Wavefront Eximerlaser Correction (VIS STAR S4 IR Eximer-Laser)
The Excimer laser system ensures the individual treatment by coupling with the wavefront analysis, fully automatic iris recognition, variable spot scanning, and variable laser pulse rate. The Excimer laser, developed at the end of the 1970s, produces radiation in the ultraviolet wavelength range. The light pulses occur in a high-pressure gas mixture transferred at a high-voltage discharge of 25,000 volts in an energetically excited state. Special computer-controlled optics form the laser pulses. They are distributed over the cornea so that the desired modeling is achieved by eliminating short-sightedness and long-sightedness, corneal curvature, and eyes with higher-order (aberrations).
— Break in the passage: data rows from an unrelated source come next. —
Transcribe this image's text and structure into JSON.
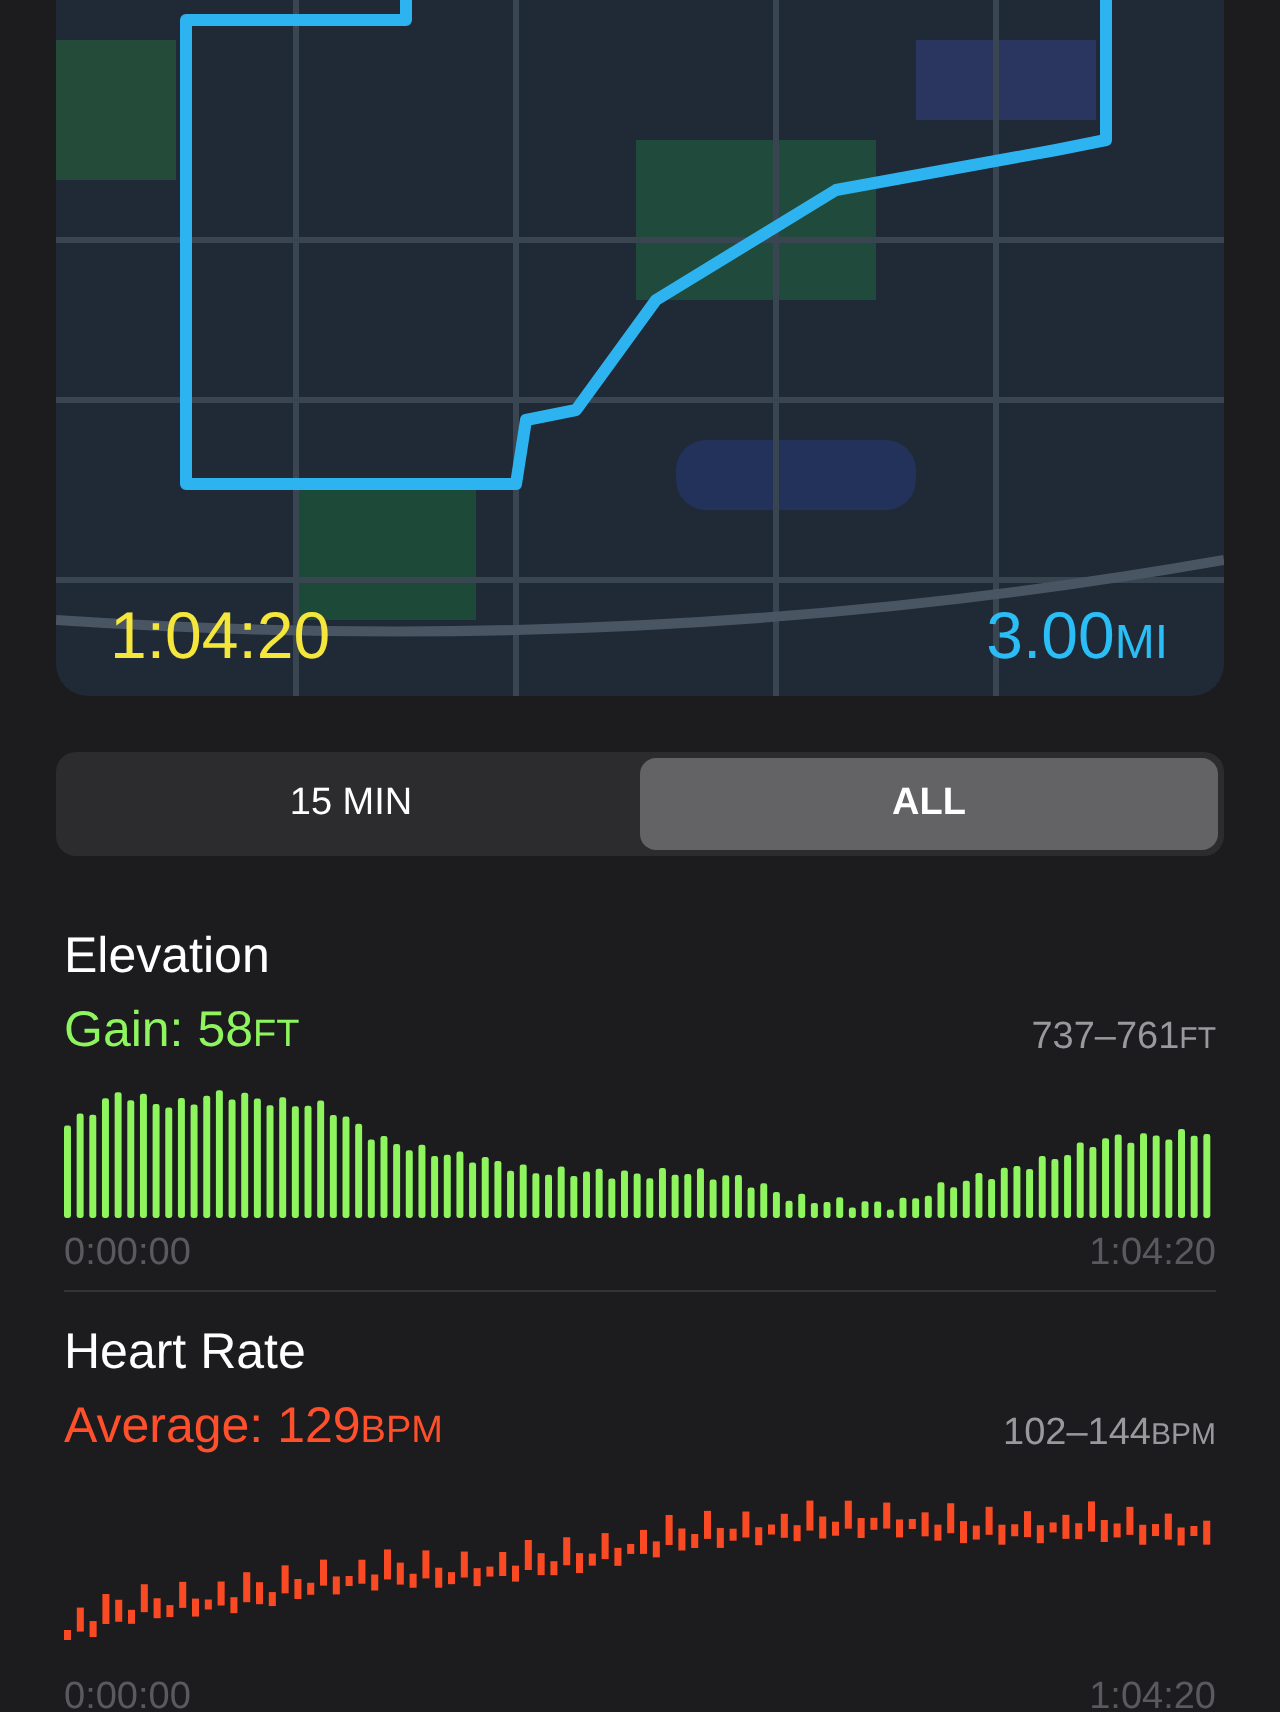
{
  "map": {
    "duration": "1:04:20",
    "distance": {
      "value": "3.00",
      "unit": "MI"
    }
  },
  "segments": [
    {
      "label": "15 MIN",
      "selected": false
    },
    {
      "label": "ALL",
      "selected": true
    }
  ],
  "metrics": [
    {
      "kind": "elevation",
      "title": "Elevation",
      "summary": {
        "label": "Gain: ",
        "value": "58",
        "unit": "FT"
      },
      "range": {
        "value": "737–761",
        "unit": "FT"
      },
      "start": "0:00:00",
      "end": "1:04:20"
    },
    {
      "kind": "heart",
      "title": "Heart Rate",
      "summary": {
        "label": "Average: ",
        "value": "129",
        "unit": "BPM"
      },
      "range": {
        "value": "102–144",
        "unit": "BPM"
      },
      "start": "0:00:00",
      "end": "1:04:20"
    }
  ]
}
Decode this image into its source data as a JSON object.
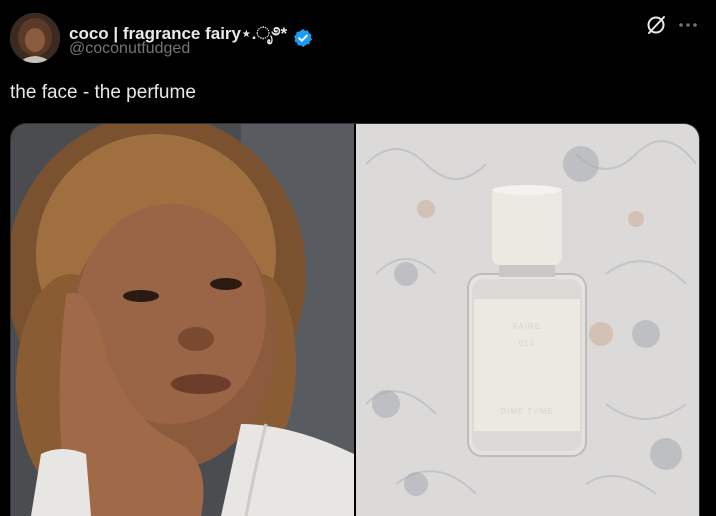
{
  "author": {
    "display_name": "coco | fragrance fairy⋆.ೃ࿔*",
    "handle": "@coconutfudged",
    "verified": true,
    "verified_color": "#1d9bf0"
  },
  "tweet": {
    "text": "the face - the perfume"
  },
  "media": {
    "count": 2,
    "images": [
      "selfie-photo",
      "perfume-bottle-photo"
    ],
    "bottle_label": {
      "name": "FAIRE",
      "number": "014",
      "brand": "DIME TYME"
    }
  },
  "icons": {
    "grok": "grok-icon",
    "more": "more-icon"
  },
  "colors": {
    "background": "#000000",
    "text_primary": "#e7e9ea",
    "text_secondary": "#71767b",
    "accent": "#1d9bf0"
  }
}
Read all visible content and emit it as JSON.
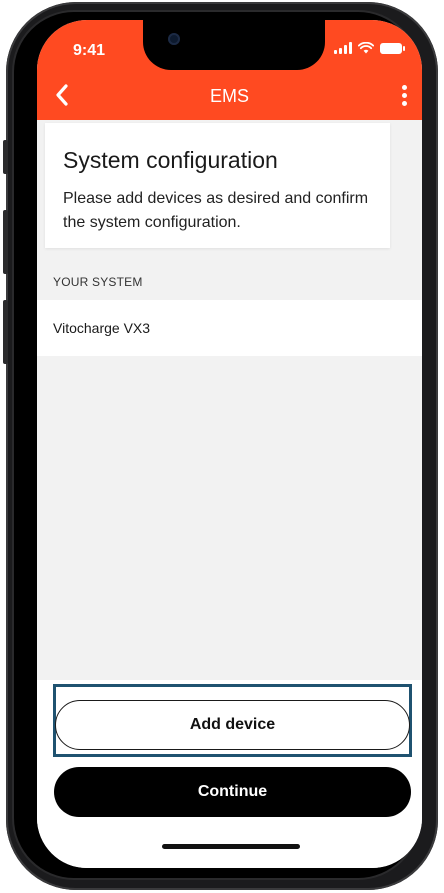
{
  "status_bar": {
    "time": "9:41"
  },
  "header": {
    "title": "EMS"
  },
  "intro": {
    "heading": "System configuration",
    "description": "Please add devices as desired and confirm the system configuration."
  },
  "section": {
    "label": "YOUR SYSTEM"
  },
  "devices": [
    {
      "name": "Vitocharge VX3"
    }
  ],
  "actions": {
    "add_device": "Add device",
    "continue": "Continue"
  },
  "colors": {
    "accent": "#ff4a21",
    "primary_button": "#000000",
    "highlight_border": "#1f5270"
  }
}
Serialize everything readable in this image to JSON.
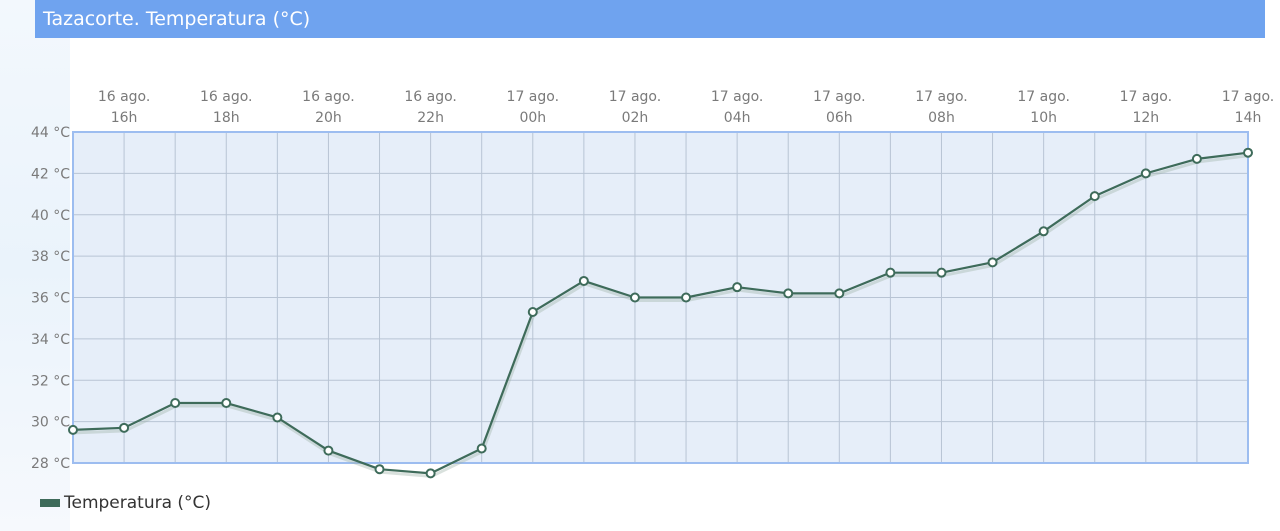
{
  "header": {
    "title": "Tazacorte. Temperatura (°C)"
  },
  "colors": {
    "title_bg": "#6fa3ef",
    "plot_bg": "#e6eef9",
    "plot_border": "#9dbdf0",
    "grid": "#b8c4d4",
    "series": "#3e6b5a",
    "axis_text": "#7a7a7a"
  },
  "legend": {
    "label": "Temperatura (°C)"
  },
  "chart_data": {
    "type": "line",
    "title": "Tazacorte. Temperatura (°C)",
    "xlabel": "",
    "ylabel": "",
    "ylim": [
      28,
      44
    ],
    "y_ticks": [
      "44 °C",
      "42 °C",
      "40 °C",
      "38 °C",
      "36 °C",
      "34 °C",
      "32 °C",
      "30 °C",
      "28 °C"
    ],
    "x_ticks": [
      {
        "date": "16 ago.",
        "hour": "16h"
      },
      {
        "date": "16 ago.",
        "hour": "18h"
      },
      {
        "date": "16 ago.",
        "hour": "20h"
      },
      {
        "date": "16 ago.",
        "hour": "22h"
      },
      {
        "date": "17 ago.",
        "hour": "00h"
      },
      {
        "date": "17 ago.",
        "hour": "02h"
      },
      {
        "date": "17 ago.",
        "hour": "04h"
      },
      {
        "date": "17 ago.",
        "hour": "06h"
      },
      {
        "date": "17 ago.",
        "hour": "08h"
      },
      {
        "date": "17 ago.",
        "hour": "10h"
      },
      {
        "date": "17 ago.",
        "hour": "12h"
      },
      {
        "date": "17 ago.",
        "hour": "14h"
      }
    ],
    "x_times": [
      "16 ago. 15h",
      "16 ago. 16h",
      "16 ago. 17h",
      "16 ago. 18h",
      "16 ago. 19h",
      "16 ago. 20h",
      "16 ago. 21h",
      "16 ago. 22h",
      "16 ago. 23h",
      "17 ago. 00h",
      "17 ago. 01h",
      "17 ago. 02h",
      "17 ago. 03h",
      "17 ago. 04h",
      "17 ago. 05h",
      "17 ago. 06h",
      "17 ago. 07h",
      "17 ago. 08h",
      "17 ago. 09h",
      "17 ago. 10h",
      "17 ago. 11h",
      "17 ago. 12h",
      "17 ago. 13h",
      "17 ago. 14h"
    ],
    "grid": true,
    "legend_position": "bottom-left",
    "series": [
      {
        "name": "Temperatura (°C)",
        "values": [
          29.6,
          29.7,
          30.9,
          30.9,
          30.2,
          28.6,
          27.7,
          27.5,
          28.7,
          35.3,
          36.8,
          36.0,
          36.0,
          36.5,
          36.2,
          36.2,
          37.2,
          37.2,
          37.7,
          39.2,
          40.9,
          42.0,
          42.7,
          43.0
        ]
      }
    ]
  }
}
VISX STAR S4 IR© Excimer Laser Advantages
The fully automatic VISX Iris recognition
The pattern of the iris or eye is – like a fingerprint – an individual characteristic. A picture of the iris is taken in the preliminary study framework while the patient is sitting. Then the eye can be aligned later when the patient is lying down: With iris recognition, it is possible that the Wavefront Analysis data can be correctly projected onto the patients’ cornea. The iris recognition, therefore, provides a basis for the correct adjustment of the treatment.
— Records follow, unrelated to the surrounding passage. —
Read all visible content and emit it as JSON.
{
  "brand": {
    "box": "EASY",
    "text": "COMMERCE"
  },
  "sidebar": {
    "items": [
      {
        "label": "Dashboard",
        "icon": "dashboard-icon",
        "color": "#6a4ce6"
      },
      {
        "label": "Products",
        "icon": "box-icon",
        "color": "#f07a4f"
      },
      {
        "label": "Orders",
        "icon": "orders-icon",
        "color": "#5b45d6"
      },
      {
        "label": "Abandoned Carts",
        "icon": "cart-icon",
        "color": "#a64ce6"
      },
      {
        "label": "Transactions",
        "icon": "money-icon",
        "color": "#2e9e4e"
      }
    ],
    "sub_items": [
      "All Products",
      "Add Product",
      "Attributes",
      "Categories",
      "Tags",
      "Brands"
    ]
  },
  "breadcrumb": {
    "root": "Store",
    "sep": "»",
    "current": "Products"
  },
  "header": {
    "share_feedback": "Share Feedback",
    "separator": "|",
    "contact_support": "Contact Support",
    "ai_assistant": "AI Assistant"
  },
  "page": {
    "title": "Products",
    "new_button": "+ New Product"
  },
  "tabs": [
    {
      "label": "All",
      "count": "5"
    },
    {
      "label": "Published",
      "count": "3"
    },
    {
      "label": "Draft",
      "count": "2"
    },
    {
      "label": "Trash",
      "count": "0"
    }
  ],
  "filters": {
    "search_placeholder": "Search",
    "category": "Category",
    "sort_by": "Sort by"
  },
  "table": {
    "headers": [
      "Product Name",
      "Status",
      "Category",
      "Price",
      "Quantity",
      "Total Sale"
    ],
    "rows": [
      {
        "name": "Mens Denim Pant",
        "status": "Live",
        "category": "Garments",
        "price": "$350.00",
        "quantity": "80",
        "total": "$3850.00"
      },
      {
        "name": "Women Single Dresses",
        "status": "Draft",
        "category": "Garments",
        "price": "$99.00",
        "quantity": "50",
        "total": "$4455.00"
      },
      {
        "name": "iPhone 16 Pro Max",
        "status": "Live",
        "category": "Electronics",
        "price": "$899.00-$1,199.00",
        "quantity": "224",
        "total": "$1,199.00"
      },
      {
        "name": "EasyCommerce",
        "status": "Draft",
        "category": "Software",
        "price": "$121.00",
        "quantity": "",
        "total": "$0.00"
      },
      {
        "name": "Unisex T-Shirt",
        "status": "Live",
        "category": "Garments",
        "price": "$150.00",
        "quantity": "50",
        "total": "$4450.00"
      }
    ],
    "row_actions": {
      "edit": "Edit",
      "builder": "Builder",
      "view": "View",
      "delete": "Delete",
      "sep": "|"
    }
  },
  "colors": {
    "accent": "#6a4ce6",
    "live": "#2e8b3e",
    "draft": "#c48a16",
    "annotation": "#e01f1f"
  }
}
Variable Spot Scanning, Variable Repetition Rate
While the first Excimer laser sent out a laser beam with large diameters, more modern devices use a very small beam diameter, which moves at a high frequency over the cornea (“flying spot”). It is registered using a feedback mechanism, where the laser has already removed corneal tissue. By selective removal, a more accurate and more sparing treatment on the cornea is possible since the same point is never treated twice.
The VISX STAR S4 IR Excimer laser has a variable Laser beam, i.e., the diameter can vary from 0.65 mm to 6.5 mm. Also, the laser pulse rate can be adjusted from 6 to 20 Hz. Overall, the same result can be achieved with less corneal ablation, which is especially advantageous for patients with a thinner cornea.
Active Track 3-D Eye Tracking System
Eye trackers are an essential part of modern laser systems. Eye trackers detect even minimal and involuntary eye movements and quickly equalize them: sensitive sensors and cameras observe the pupil’s position with approximately 120-240 measurements per second. When the eye – or the patient’s head – is moved during the laser treatment, a signal is sent to the laser eye tracker and reports the changed position. The laser adjusts its ablation profile to the new position and follows the eye movement; therefore, it is called The Eye Tracking System.
Simple Eye trackers are only able to capture horizontal and vertical movements (in the x and y-axis). New technologies – such as the VISX STAR S4 IR Excimer laser Iris recognition – enable it, in addition to taking rotatory (circular) eye movements in the z-axis into account.
Operational risks can be reduced to a minimum through responsible action and quality management but cannot be completely ruled out.
There are possible solutions for all complications. The use of state-of-the-art technology, further regular training, and the experience of the operators make a decisive contribution to minimizing the risks associated with iLasik interventions.